BEGIN Records supplied
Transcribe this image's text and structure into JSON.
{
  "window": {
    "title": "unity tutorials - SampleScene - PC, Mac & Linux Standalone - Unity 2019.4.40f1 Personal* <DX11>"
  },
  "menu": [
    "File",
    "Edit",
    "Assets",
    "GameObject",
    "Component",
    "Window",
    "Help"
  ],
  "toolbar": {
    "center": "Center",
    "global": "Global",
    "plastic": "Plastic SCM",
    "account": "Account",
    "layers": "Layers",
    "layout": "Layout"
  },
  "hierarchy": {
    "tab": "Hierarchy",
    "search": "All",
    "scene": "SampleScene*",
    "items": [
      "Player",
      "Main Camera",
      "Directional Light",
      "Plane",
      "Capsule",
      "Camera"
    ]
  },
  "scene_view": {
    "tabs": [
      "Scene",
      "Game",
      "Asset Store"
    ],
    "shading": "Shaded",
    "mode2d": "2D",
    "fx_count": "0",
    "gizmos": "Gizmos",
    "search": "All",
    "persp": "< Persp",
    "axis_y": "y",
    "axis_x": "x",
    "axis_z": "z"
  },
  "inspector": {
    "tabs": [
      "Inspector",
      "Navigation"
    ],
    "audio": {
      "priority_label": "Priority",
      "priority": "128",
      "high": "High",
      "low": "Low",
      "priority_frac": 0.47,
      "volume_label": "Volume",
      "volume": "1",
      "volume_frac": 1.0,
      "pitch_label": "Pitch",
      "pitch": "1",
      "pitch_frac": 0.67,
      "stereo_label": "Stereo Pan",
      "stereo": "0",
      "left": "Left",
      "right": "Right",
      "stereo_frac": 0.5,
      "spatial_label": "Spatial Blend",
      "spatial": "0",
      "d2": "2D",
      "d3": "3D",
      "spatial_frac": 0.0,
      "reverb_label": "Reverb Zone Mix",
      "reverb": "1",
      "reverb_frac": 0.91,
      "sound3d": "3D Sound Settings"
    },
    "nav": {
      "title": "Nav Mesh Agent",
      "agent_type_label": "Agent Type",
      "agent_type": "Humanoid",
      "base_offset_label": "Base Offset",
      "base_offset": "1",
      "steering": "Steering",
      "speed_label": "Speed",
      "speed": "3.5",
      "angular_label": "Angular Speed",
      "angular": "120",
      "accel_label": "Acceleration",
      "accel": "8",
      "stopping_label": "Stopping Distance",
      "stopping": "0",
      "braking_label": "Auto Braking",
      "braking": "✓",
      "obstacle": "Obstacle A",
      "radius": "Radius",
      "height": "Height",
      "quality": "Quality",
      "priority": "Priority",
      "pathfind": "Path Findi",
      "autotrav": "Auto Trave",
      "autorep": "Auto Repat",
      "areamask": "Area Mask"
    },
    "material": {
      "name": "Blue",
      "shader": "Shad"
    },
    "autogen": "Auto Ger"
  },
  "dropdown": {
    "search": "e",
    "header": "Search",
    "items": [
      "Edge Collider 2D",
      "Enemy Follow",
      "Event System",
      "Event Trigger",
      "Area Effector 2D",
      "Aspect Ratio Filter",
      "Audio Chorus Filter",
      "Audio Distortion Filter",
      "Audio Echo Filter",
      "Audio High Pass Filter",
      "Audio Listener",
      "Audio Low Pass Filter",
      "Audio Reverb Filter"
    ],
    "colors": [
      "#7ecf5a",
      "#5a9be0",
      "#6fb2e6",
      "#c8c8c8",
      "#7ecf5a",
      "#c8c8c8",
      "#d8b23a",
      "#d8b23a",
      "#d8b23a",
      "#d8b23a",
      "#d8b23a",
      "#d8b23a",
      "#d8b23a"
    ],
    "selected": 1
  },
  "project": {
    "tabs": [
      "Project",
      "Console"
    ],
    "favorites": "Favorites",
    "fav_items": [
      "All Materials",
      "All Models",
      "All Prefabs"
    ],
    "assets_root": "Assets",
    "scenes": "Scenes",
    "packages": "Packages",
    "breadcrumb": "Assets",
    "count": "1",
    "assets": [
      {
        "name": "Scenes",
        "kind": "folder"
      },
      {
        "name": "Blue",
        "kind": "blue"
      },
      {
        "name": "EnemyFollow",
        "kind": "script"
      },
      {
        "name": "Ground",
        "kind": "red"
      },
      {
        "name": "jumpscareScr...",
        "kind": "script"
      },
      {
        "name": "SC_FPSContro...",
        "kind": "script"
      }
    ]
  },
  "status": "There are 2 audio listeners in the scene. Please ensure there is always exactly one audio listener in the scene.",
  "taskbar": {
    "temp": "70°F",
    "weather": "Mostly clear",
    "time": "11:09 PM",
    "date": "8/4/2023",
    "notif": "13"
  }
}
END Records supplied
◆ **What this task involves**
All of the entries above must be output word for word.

◆ **Answer area**
Transcribe this image's text and structure into JSON.
{
  "window": {
    "title": "unity tutorials - SampleScene - PC, Mac & Linux Standalone - Unity 2019.4.40f1 Personal* <DX11>"
  },
  "menu": [
    "File",
    "Edit",
    "Assets",
    "GameObject",
    "Component",
    "Window",
    "Help"
  ],
  "toolbar": {
    "center": "Center",
    "global": "Global",
    "plastic": "Plastic SCM",
    "account": "Account",
    "layers": "Layers",
    "layout": "Layout"
  },
  "hierarchy": {
    "tab": "Hierarchy",
    "search": "All",
    "scene": "SampleScene*",
    "items": [
      "Player",
      "Main Camera",
      "Directional Light",
      "Plane",
      "Capsule",
      "Camera"
    ]
  },
  "scene_view": {
    "tabs": [
      "Scene",
      "Game",
      "Asset Store"
    ],
    "shading": "Shaded",
    "mode2d": "2D",
    "fx_count": "0",
    "gizmos": "Gizmos",
    "search": "All",
    "persp": "< Persp",
    "axis_y": "y",
    "axis_x": "x",
    "axis_z": "z"
  },
  "inspector": {
    "tabs": [
      "Inspector",
      "Navigation"
    ],
    "audio": {
      "priority_label": "Priority",
      "priority": "128",
      "high": "High",
      "low": "Low",
      "priority_frac": 0.47,
      "volume_label": "Volume",
      "volume": "1",
      "volume_frac": 1.0,
      "pitch_label": "Pitch",
      "pitch": "1",
      "pitch_frac": 0.67,
      "stereo_label": "Stereo Pan",
      "stereo": "0",
      "left": "Left",
      "right": "Right",
      "stereo_frac": 0.5,
      "spatial_label": "Spatial Blend",
      "spatial": "0",
      "d2": "2D",
      "d3": "3D",
      "spatial_frac": 0.0,
      "reverb_label": "Reverb Zone Mix",
      "reverb": "1",
      "reverb_frac": 0.91,
      "sound3d": "3D Sound Settings"
    },
    "nav": {
      "title": "Nav Mesh Agent",
      "agent_type_label": "Agent Type",
      "agent_type": "Humanoid",
      "base_offset_label": "Base Offset",
      "base_offset": "1",
      "steering": "Steering",
      "speed_label": "Speed",
      "speed": "3.5",
      "angular_label": "Angular Speed",
      "angular": "120",
      "accel_label": "Acceleration",
      "accel": "8",
      "stopping_label": "Stopping Distance",
      "stopping": "0",
      "braking_label": "Auto Braking",
      "braking": "✓",
      "obstacle": "Obstacle A",
      "radius": "Radius",
      "height": "Height",
      "quality": "Quality",
      "priority": "Priority",
      "pathfind": "Path Findi",
      "autotrav": "Auto Trave",
      "autorep": "Auto Repat",
      "areamask": "Area Mask"
    },
    "material": {
      "name": "Blue",
      "shader": "Shad"
    },
    "autogen": "Auto Ger"
  },
  "dropdown": {
    "search": "e",
    "header": "Search",
    "items": [
      "Edge Collider 2D",
      "Enemy Follow",
      "Event System",
      "Event Trigger",
      "Area Effector 2D",
      "Aspect Ratio Filter",
      "Audio Chorus Filter",
      "Audio Distortion Filter",
      "Audio Echo Filter",
      "Audio High Pass Filter",
      "Audio Listener",
      "Audio Low Pass Filter",
      "Audio Reverb Filter"
    ],
    "colors": [
      "#7ecf5a",
      "#5a9be0",
      "#6fb2e6",
      "#c8c8c8",
      "#7ecf5a",
      "#c8c8c8",
      "#d8b23a",
      "#d8b23a",
      "#d8b23a",
      "#d8b23a",
      "#d8b23a",
      "#d8b23a",
      "#d8b23a"
    ],
    "selected": 1
  },
  "project": {
    "tabs": [
      "Project",
      "Console"
    ],
    "favorites": "Favorites",
    "fav_items": [
      "All Materials",
      "All Models",
      "All Prefabs"
    ],
    "assets_root": "Assets",
    "scenes": "Scenes",
    "packages": "Packages",
    "breadcrumb": "Assets",
    "count": "1",
    "assets": [
      {
        "name": "Scenes",
        "kind": "folder"
      },
      {
        "name": "Blue",
        "kind": "blue"
      },
      {
        "name": "EnemyFollow",
        "kind": "script"
      },
      {
        "name": "Ground",
        "kind": "red"
      },
      {
        "name": "jumpscareScr...",
        "kind": "script"
      },
      {
        "name": "SC_FPSContro...",
        "kind": "script"
      }
    ]
  },
  "status": "There are 2 audio listeners in the scene. Please ensure there is always exactly one audio listener in the scene.",
  "taskbar": {
    "temp": "70°F",
    "weather": "Mostly clear",
    "time": "11:09 PM",
    "date": "8/4/2023",
    "notif": "13"
  }
}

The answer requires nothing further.